### BRIEF
The entries below should be quoted exactly, with no pictures carried over.

[Dataset rows describing interfaces]
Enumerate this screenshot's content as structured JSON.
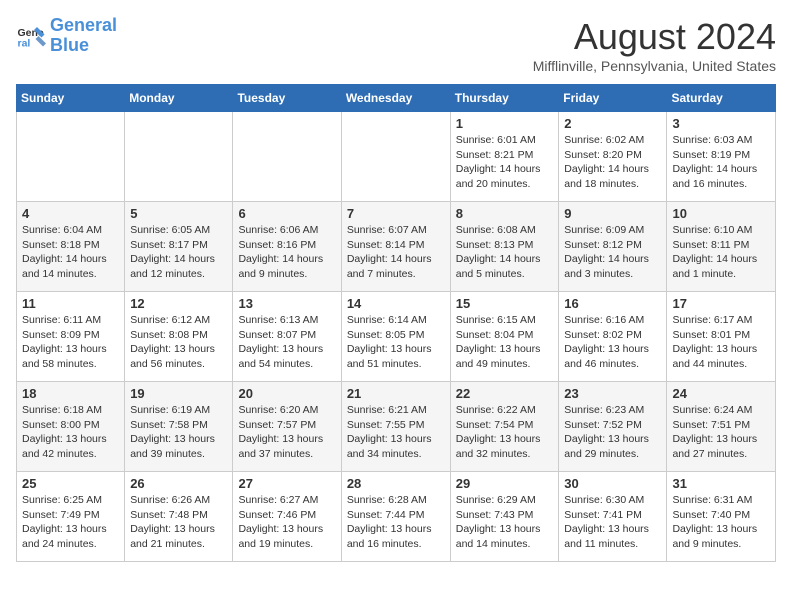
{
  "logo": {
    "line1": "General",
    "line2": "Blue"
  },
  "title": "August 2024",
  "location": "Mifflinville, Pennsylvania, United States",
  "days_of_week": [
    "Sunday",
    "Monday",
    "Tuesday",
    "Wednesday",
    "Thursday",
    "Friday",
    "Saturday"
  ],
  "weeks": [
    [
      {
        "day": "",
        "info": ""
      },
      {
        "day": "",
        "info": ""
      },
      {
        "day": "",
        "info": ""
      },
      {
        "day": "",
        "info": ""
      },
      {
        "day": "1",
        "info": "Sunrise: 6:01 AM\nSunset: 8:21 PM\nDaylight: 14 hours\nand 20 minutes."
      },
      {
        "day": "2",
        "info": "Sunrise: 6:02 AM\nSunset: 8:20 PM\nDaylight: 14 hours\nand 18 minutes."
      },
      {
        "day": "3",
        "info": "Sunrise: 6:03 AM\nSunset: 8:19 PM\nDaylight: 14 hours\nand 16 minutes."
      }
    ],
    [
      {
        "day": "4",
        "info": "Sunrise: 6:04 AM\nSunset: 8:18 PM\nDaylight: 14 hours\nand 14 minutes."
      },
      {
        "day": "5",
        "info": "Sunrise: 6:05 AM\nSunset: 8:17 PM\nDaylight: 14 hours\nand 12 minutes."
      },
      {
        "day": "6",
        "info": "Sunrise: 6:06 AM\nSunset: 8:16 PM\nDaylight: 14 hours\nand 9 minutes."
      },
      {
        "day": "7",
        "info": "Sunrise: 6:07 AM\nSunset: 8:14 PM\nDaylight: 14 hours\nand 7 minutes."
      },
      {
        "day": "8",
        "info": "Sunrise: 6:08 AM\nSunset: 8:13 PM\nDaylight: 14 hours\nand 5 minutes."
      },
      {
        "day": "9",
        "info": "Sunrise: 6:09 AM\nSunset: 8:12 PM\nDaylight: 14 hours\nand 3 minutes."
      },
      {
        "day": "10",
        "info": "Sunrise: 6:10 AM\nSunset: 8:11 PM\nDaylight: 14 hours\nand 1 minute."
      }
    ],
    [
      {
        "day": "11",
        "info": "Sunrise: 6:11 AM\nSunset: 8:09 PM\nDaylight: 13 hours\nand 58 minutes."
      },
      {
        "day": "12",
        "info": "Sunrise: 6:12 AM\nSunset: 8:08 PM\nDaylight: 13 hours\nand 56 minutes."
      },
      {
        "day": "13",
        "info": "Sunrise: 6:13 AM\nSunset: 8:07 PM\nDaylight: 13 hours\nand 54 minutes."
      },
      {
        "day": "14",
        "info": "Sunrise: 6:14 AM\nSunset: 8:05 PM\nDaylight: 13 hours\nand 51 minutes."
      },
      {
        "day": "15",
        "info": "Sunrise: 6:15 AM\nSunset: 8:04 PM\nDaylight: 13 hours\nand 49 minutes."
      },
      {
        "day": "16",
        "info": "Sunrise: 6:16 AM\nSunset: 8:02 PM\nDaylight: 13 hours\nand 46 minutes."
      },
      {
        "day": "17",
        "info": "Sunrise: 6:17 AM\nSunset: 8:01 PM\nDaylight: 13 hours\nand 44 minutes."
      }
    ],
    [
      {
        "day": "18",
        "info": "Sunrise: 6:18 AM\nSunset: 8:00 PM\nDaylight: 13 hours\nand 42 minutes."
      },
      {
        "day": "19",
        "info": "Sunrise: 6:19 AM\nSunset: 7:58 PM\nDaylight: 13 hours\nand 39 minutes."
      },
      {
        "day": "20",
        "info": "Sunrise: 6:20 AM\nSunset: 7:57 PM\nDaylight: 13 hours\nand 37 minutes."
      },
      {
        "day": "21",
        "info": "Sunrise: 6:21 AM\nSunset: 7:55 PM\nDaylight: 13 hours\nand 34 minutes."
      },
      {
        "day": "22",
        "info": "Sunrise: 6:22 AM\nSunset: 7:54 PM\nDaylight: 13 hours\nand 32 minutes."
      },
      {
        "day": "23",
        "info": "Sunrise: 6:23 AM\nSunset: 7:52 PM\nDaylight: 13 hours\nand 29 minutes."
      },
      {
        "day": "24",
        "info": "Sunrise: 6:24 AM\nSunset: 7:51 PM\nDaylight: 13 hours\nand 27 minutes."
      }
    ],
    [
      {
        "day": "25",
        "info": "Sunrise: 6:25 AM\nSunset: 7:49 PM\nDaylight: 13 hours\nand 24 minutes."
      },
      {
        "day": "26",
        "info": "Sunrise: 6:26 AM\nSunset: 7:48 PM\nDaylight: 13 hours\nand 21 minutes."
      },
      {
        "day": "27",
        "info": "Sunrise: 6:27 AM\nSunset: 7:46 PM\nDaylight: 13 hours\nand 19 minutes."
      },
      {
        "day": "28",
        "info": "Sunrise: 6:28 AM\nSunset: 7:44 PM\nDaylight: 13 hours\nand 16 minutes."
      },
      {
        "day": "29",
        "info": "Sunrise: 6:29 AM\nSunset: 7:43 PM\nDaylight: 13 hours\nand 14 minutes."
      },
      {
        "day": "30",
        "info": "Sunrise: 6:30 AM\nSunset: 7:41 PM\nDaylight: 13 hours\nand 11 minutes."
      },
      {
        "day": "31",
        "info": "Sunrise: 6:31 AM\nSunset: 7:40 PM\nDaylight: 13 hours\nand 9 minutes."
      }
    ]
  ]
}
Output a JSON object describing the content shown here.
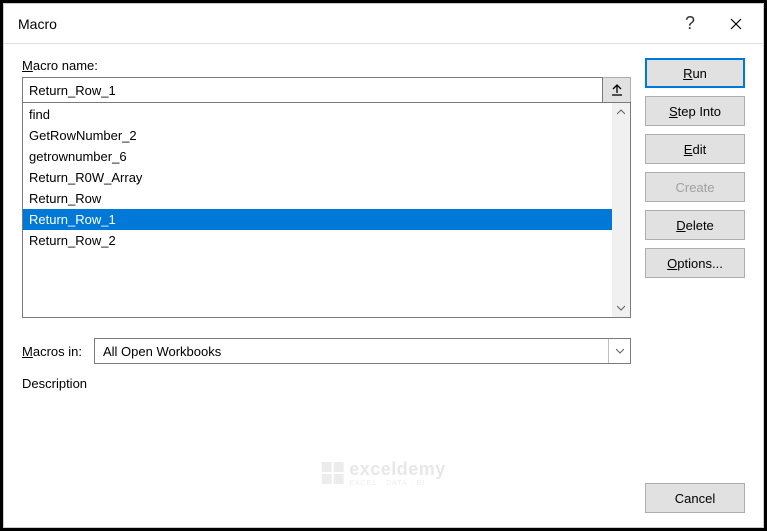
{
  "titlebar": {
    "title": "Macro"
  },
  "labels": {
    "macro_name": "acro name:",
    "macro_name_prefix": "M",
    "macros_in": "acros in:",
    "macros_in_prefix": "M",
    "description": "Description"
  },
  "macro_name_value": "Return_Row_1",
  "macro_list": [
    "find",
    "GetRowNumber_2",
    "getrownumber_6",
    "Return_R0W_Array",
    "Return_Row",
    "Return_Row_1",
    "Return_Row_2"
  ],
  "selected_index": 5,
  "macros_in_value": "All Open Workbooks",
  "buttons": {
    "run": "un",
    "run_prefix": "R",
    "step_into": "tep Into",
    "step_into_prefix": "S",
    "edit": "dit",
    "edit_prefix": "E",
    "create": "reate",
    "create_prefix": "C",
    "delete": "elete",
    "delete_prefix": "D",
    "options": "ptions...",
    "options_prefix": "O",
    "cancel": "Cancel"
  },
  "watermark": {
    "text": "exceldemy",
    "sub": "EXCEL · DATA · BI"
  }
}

### YOUR SOLUTION
Enumerate this screenshot's content as structured JSON.
{
  "logo": {
    "line1": "General",
    "line2": "Blue"
  },
  "title": "August 2024",
  "location": "Mifflinville, Pennsylvania, United States",
  "days_of_week": [
    "Sunday",
    "Monday",
    "Tuesday",
    "Wednesday",
    "Thursday",
    "Friday",
    "Saturday"
  ],
  "weeks": [
    [
      {
        "day": "",
        "info": ""
      },
      {
        "day": "",
        "info": ""
      },
      {
        "day": "",
        "info": ""
      },
      {
        "day": "",
        "info": ""
      },
      {
        "day": "1",
        "info": "Sunrise: 6:01 AM\nSunset: 8:21 PM\nDaylight: 14 hours\nand 20 minutes."
      },
      {
        "day": "2",
        "info": "Sunrise: 6:02 AM\nSunset: 8:20 PM\nDaylight: 14 hours\nand 18 minutes."
      },
      {
        "day": "3",
        "info": "Sunrise: 6:03 AM\nSunset: 8:19 PM\nDaylight: 14 hours\nand 16 minutes."
      }
    ],
    [
      {
        "day": "4",
        "info": "Sunrise: 6:04 AM\nSunset: 8:18 PM\nDaylight: 14 hours\nand 14 minutes."
      },
      {
        "day": "5",
        "info": "Sunrise: 6:05 AM\nSunset: 8:17 PM\nDaylight: 14 hours\nand 12 minutes."
      },
      {
        "day": "6",
        "info": "Sunrise: 6:06 AM\nSunset: 8:16 PM\nDaylight: 14 hours\nand 9 minutes."
      },
      {
        "day": "7",
        "info": "Sunrise: 6:07 AM\nSunset: 8:14 PM\nDaylight: 14 hours\nand 7 minutes."
      },
      {
        "day": "8",
        "info": "Sunrise: 6:08 AM\nSunset: 8:13 PM\nDaylight: 14 hours\nand 5 minutes."
      },
      {
        "day": "9",
        "info": "Sunrise: 6:09 AM\nSunset: 8:12 PM\nDaylight: 14 hours\nand 3 minutes."
      },
      {
        "day": "10",
        "info": "Sunrise: 6:10 AM\nSunset: 8:11 PM\nDaylight: 14 hours\nand 1 minute."
      }
    ],
    [
      {
        "day": "11",
        "info": "Sunrise: 6:11 AM\nSunset: 8:09 PM\nDaylight: 13 hours\nand 58 minutes."
      },
      {
        "day": "12",
        "info": "Sunrise: 6:12 AM\nSunset: 8:08 PM\nDaylight: 13 hours\nand 56 minutes."
      },
      {
        "day": "13",
        "info": "Sunrise: 6:13 AM\nSunset: 8:07 PM\nDaylight: 13 hours\nand 54 minutes."
      },
      {
        "day": "14",
        "info": "Sunrise: 6:14 AM\nSunset: 8:05 PM\nDaylight: 13 hours\nand 51 minutes."
      },
      {
        "day": "15",
        "info": "Sunrise: 6:15 AM\nSunset: 8:04 PM\nDaylight: 13 hours\nand 49 minutes."
      },
      {
        "day": "16",
        "info": "Sunrise: 6:16 AM\nSunset: 8:02 PM\nDaylight: 13 hours\nand 46 minutes."
      },
      {
        "day": "17",
        "info": "Sunrise: 6:17 AM\nSunset: 8:01 PM\nDaylight: 13 hours\nand 44 minutes."
      }
    ],
    [
      {
        "day": "18",
        "info": "Sunrise: 6:18 AM\nSunset: 8:00 PM\nDaylight: 13 hours\nand 42 minutes."
      },
      {
        "day": "19",
        "info": "Sunrise: 6:19 AM\nSunset: 7:58 PM\nDaylight: 13 hours\nand 39 minutes."
      },
      {
        "day": "20",
        "info": "Sunrise: 6:20 AM\nSunset: 7:57 PM\nDaylight: 13 hours\nand 37 minutes."
      },
      {
        "day": "21",
        "info": "Sunrise: 6:21 AM\nSunset: 7:55 PM\nDaylight: 13 hours\nand 34 minutes."
      },
      {
        "day": "22",
        "info": "Sunrise: 6:22 AM\nSunset: 7:54 PM\nDaylight: 13 hours\nand 32 minutes."
      },
      {
        "day": "23",
        "info": "Sunrise: 6:23 AM\nSunset: 7:52 PM\nDaylight: 13 hours\nand 29 minutes."
      },
      {
        "day": "24",
        "info": "Sunrise: 6:24 AM\nSunset: 7:51 PM\nDaylight: 13 hours\nand 27 minutes."
      }
    ],
    [
      {
        "day": "25",
        "info": "Sunrise: 6:25 AM\nSunset: 7:49 PM\nDaylight: 13 hours\nand 24 minutes."
      },
      {
        "day": "26",
        "info": "Sunrise: 6:26 AM\nSunset: 7:48 PM\nDaylight: 13 hours\nand 21 minutes."
      },
      {
        "day": "27",
        "info": "Sunrise: 6:27 AM\nSunset: 7:46 PM\nDaylight: 13 hours\nand 19 minutes."
      },
      {
        "day": "28",
        "info": "Sunrise: 6:28 AM\nSunset: 7:44 PM\nDaylight: 13 hours\nand 16 minutes."
      },
      {
        "day": "29",
        "info": "Sunrise: 6:29 AM\nSunset: 7:43 PM\nDaylight: 13 hours\nand 14 minutes."
      },
      {
        "day": "30",
        "info": "Sunrise: 6:30 AM\nSunset: 7:41 PM\nDaylight: 13 hours\nand 11 minutes."
      },
      {
        "day": "31",
        "info": "Sunrise: 6:31 AM\nSunset: 7:40 PM\nDaylight: 13 hours\nand 9 minutes."
      }
    ]
  ]
}
Output a JSON object describing the content shown here.
{
  "titlebar": {
    "title": "Macro"
  },
  "labels": {
    "macro_name": "acro name:",
    "macro_name_prefix": "M",
    "macros_in": "acros in:",
    "macros_in_prefix": "M",
    "description": "Description"
  },
  "macro_name_value": "Return_Row_1",
  "macro_list": [
    "find",
    "GetRowNumber_2",
    "getrownumber_6",
    "Return_R0W_Array",
    "Return_Row",
    "Return_Row_1",
    "Return_Row_2"
  ],
  "selected_index": 5,
  "macros_in_value": "All Open Workbooks",
  "buttons": {
    "run": "un",
    "run_prefix": "R",
    "step_into": "tep Into",
    "step_into_prefix": "S",
    "edit": "dit",
    "edit_prefix": "E",
    "create": "reate",
    "create_prefix": "C",
    "delete": "elete",
    "delete_prefix": "D",
    "options": "ptions...",
    "options_prefix": "O",
    "cancel": "Cancel"
  },
  "watermark": {
    "text": "exceldemy",
    "sub": "EXCEL · DATA · BI"
  }
}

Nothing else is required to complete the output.